The El Paso County Sheriff’s Office responded to the Ark Republic article with a statement denying the allegations of racial discrimination in their ranks. They say that over two years, they responded to 170 calls for service involving the Mallerys, and implied that the Mallerys had filed excessive complaints – totaling 19 - against the sheriff’s office.

The sheriff’s office held a press conference last week, where El Paso County Sheriff Joe Roybal called the Mallerys' claims of systemic discrimination on the part of sheriff’s deputies “misinformation.” He said his office has received angry emails and calls from people upset about the Mallerys' case.  “People have threatened damage to our facilities and threatened violence towards my staff - in some cases family members of staff,” Sheriff Roybal said at the press conference.

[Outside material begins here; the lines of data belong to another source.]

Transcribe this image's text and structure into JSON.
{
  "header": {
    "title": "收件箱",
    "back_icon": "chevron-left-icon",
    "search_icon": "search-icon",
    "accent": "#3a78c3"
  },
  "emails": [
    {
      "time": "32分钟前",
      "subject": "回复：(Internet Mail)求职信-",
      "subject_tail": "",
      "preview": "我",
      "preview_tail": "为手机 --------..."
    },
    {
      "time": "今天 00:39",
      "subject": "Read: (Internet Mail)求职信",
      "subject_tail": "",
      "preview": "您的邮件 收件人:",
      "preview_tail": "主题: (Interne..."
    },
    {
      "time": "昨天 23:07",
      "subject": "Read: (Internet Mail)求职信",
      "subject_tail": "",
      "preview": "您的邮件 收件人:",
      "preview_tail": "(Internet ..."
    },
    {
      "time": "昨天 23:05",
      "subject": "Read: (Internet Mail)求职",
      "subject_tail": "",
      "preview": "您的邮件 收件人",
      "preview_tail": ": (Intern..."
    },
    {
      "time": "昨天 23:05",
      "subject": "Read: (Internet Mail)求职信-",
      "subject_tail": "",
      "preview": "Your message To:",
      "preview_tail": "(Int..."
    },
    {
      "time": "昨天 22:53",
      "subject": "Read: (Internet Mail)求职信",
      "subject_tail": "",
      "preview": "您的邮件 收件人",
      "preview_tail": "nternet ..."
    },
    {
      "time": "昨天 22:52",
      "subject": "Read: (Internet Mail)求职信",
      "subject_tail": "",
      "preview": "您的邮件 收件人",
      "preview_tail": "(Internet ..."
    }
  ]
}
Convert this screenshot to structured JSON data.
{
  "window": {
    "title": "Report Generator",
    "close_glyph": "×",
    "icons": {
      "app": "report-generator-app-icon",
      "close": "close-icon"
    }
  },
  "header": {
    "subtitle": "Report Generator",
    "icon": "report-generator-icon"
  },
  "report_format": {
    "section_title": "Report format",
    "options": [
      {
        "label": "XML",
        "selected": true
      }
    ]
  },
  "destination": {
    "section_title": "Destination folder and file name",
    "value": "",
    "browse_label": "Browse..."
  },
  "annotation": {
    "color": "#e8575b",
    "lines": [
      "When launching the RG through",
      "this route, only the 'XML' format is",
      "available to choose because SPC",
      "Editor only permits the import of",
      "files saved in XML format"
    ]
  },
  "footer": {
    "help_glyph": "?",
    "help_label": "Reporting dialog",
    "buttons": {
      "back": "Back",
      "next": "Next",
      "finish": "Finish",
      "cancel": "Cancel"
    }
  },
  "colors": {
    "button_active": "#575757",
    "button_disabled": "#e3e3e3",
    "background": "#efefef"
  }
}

In addition to the affidavit for the Mallerys' arrest warrant, the Sheriff’s office released 127 pages of police records, documenting dozens of calls for service involving the Mallerys. The documents are an incomplete record of the dealings between the sheriff’s office and the Mallerys, but together, they paint a damning picture of the Mallerys' behavior.

The documents suggest that the Mallerys regularly exaggerated allegations about their neighbors, and frequently acted in bad faith by calling law enforcement over bogus protective order violations against them. The documents suggest the Mallerys were overtly hostile and menacing towards their neighbors and law enforcement. They paint a picture of mutual distrust and dislike between the Mallerys, their neighbors and the sheriff’s office that seemed to grow more intense as the months went on.

"...Until we know the full picture"

The Mallerys have not responded to KUNC’s requests for comment. Their attorney, Tyrone Glover, called the set of documents released by the sheriff’s office “very well curated.” He told KUNC “There’s a lot more. It’s hard to comment on it in a vacuum until we know the full picture.”

The Rocky Mountain NAACP has gotten involved in the case, after the Mallerys contacted them last fall. “This is just classic railroading them off [their land],” President Portia Prescott told KUNC. “Ever since they found out some black people are on that land, they were pissed.”

Denver resident Marcus Harper holds a protest  at a rally to support C.W. and Nicole Mallery at the state capitol.
Lucas Brady Woods
Denver resident Marcus Harper, at a rally to support C.W. and Nicole Mallery at the state capitol.

Prescott says the NAACP is calling for a federal Fair Housing investigation into the matter. She says nothing less than an independent, third-party investigation will do. “This county has a history of discriminating against Blacks,” Prescott said.

The El Paso County Sheriff’s Department also did not respond to KUNC’s request for an interview. They have publicly denied allegations of racial discrimination within the department.

I am the Rural and Small Communities Reporter at KUNC. That means my focus is building relationships and telling stories from under-covered pockets of Colorado.